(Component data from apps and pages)
== Segment start ==

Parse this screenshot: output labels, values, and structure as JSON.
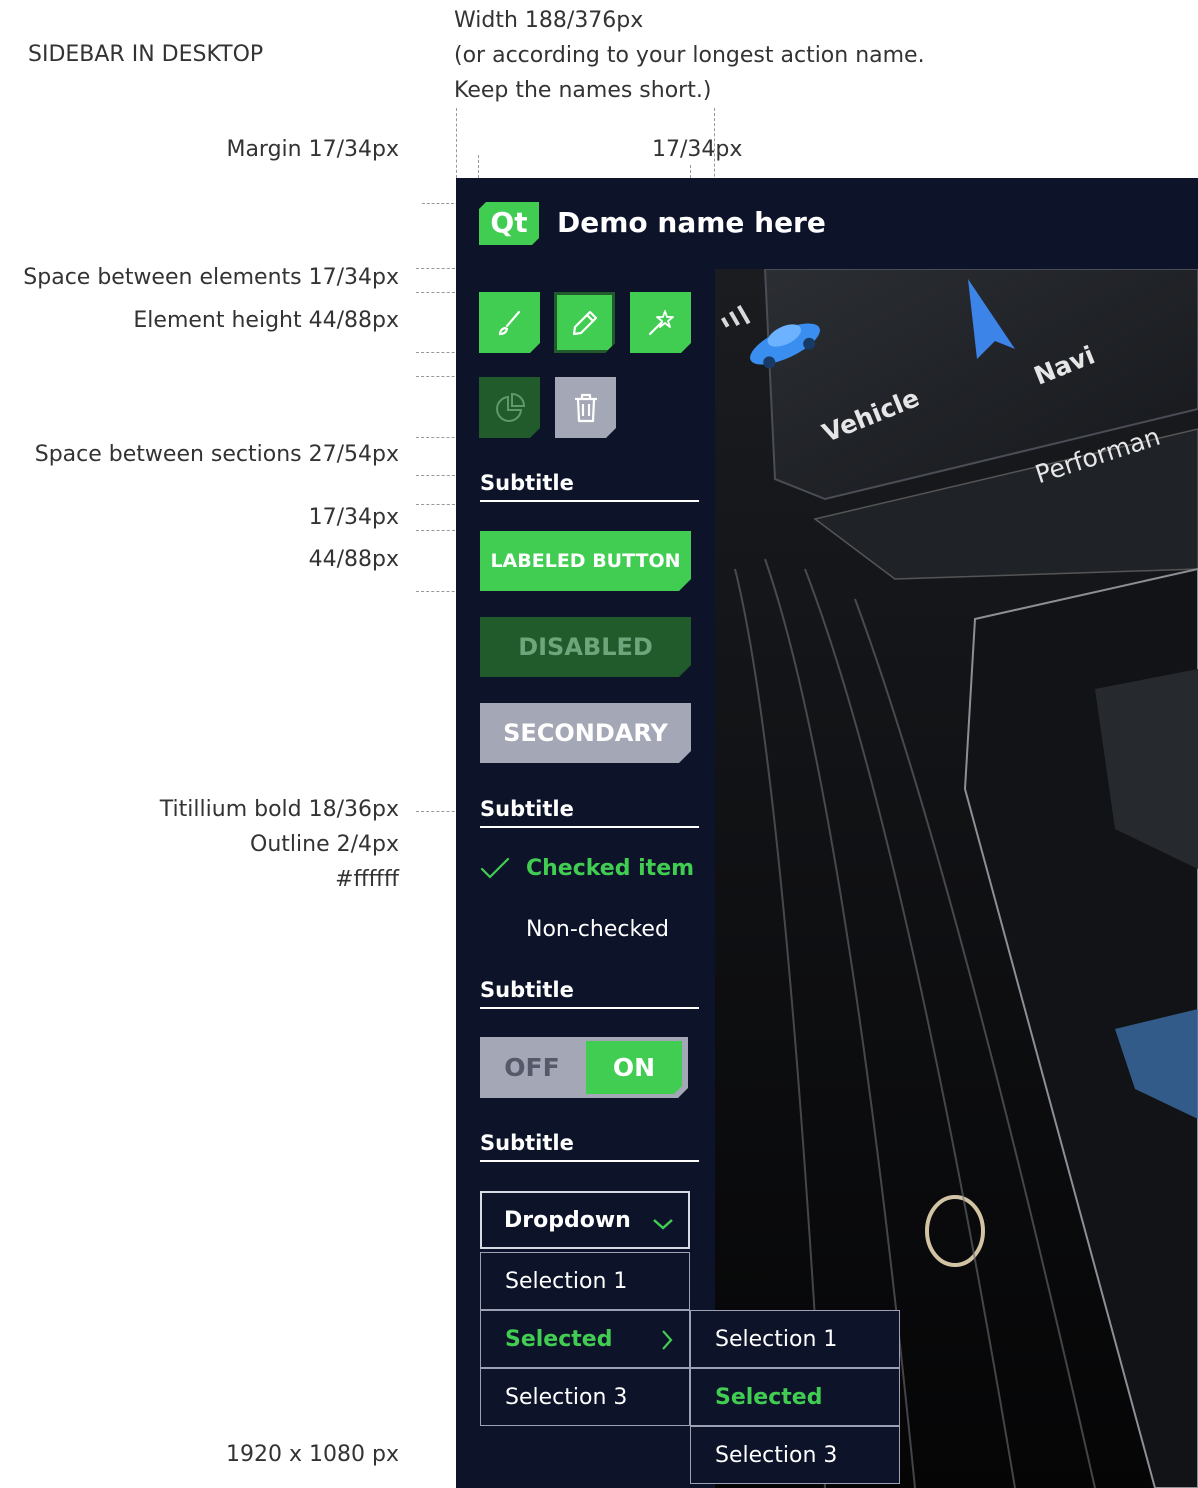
{
  "annotations": {
    "sidebar_label": "SIDEBAR IN DESKTOP",
    "width_line1": "Width 188/376px",
    "width_line2": "(or according to your longest action name.",
    "width_line3": "Keep the names short.)",
    "margin": "Margin 17/34px",
    "right_margin": "17/34px",
    "space_elements": "Space between elements 17/34px",
    "element_height": "Element height 44/88px",
    "space_sections": "Space between sections 27/54px",
    "subtitle_gap": "17/34px",
    "button_height": "44/88px",
    "font_spec": "Titillium bold 18/36px",
    "outline_spec": "Outline 2/4px",
    "color_spec": "#ffffff",
    "screen_size": "1920 x 1080 px"
  },
  "app": {
    "logo": "Qt",
    "title": "Demo name here"
  },
  "sidebar": {
    "icon_buttons": [
      {
        "icon": "brush-icon"
      },
      {
        "icon": "pencil-icon"
      },
      {
        "icon": "magic-wand-icon"
      },
      {
        "icon": "pie-chart-icon"
      },
      {
        "icon": "trash-icon"
      }
    ],
    "sections": {
      "buttons_subtitle": "Subtitle",
      "checks_subtitle": "Subtitle",
      "toggle_subtitle": "Subtitle",
      "dropdown_subtitle": "Subtitle"
    },
    "buttons": {
      "primary": "LABELED BUTTON",
      "disabled": "DISABLED",
      "secondary": "SECONDARY"
    },
    "checklist": {
      "checked": "Checked item",
      "unchecked": "Non-checked"
    },
    "toggle": {
      "off": "OFF",
      "on": "ON"
    },
    "dropdown": {
      "label": "Dropdown",
      "items": [
        "Selection 1",
        "Selected",
        "Selection 3"
      ],
      "submenu": [
        "Selection 1",
        "Selected",
        "Selection 3"
      ]
    }
  },
  "background_labels": {
    "vehicle": "Vehicle",
    "navi": "Navi",
    "performance": "Performan"
  },
  "colors": {
    "accent": "#41cd52",
    "accent_dark": "#215b2c",
    "secondary": "#a4a7b5",
    "background": "#0d1329",
    "text": "#ffffff"
  }
}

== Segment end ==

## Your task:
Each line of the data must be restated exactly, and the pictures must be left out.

## Expected output:
Parse this screenshot: output labels, values, and structure as JSON.
{
  "annotations": {
    "sidebar_label": "SIDEBAR IN DESKTOP",
    "width_line1": "Width 188/376px",
    "width_line2": "(or according to your longest action name.",
    "width_line3": "Keep the names short.)",
    "margin": "Margin 17/34px",
    "right_margin": "17/34px",
    "space_elements": "Space between elements 17/34px",
    "element_height": "Element height 44/88px",
    "space_sections": "Space between sections 27/54px",
    "subtitle_gap": "17/34px",
    "button_height": "44/88px",
    "font_spec": "Titillium bold 18/36px",
    "outline_spec": "Outline 2/4px",
    "color_spec": "#ffffff",
    "screen_size": "1920 x 1080 px"
  },
  "app": {
    "logo": "Qt",
    "title": "Demo name here"
  },
  "sidebar": {
    "icon_buttons": [
      {
        "icon": "brush-icon"
      },
      {
        "icon": "pencil-icon"
      },
      {
        "icon": "magic-wand-icon"
      },
      {
        "icon": "pie-chart-icon"
      },
      {
        "icon": "trash-icon"
      }
    ],
    "sections": {
      "buttons_subtitle": "Subtitle",
      "checks_subtitle": "Subtitle",
      "toggle_subtitle": "Subtitle",
      "dropdown_subtitle": "Subtitle"
    },
    "buttons": {
      "primary": "LABELED BUTTON",
      "disabled": "DISABLED",
      "secondary": "SECONDARY"
    },
    "checklist": {
      "checked": "Checked item",
      "unchecked": "Non-checked"
    },
    "toggle": {
      "off": "OFF",
      "on": "ON"
    },
    "dropdown": {
      "label": "Dropdown",
      "items": [
        "Selection 1",
        "Selected",
        "Selection 3"
      ],
      "submenu": [
        "Selection 1",
        "Selected",
        "Selection 3"
      ]
    }
  },
  "background_labels": {
    "vehicle": "Vehicle",
    "navi": "Navi",
    "performance": "Performan"
  },
  "colors": {
    "accent": "#41cd52",
    "accent_dark": "#215b2c",
    "secondary": "#a4a7b5",
    "background": "#0d1329",
    "text": "#ffffff"
  }
}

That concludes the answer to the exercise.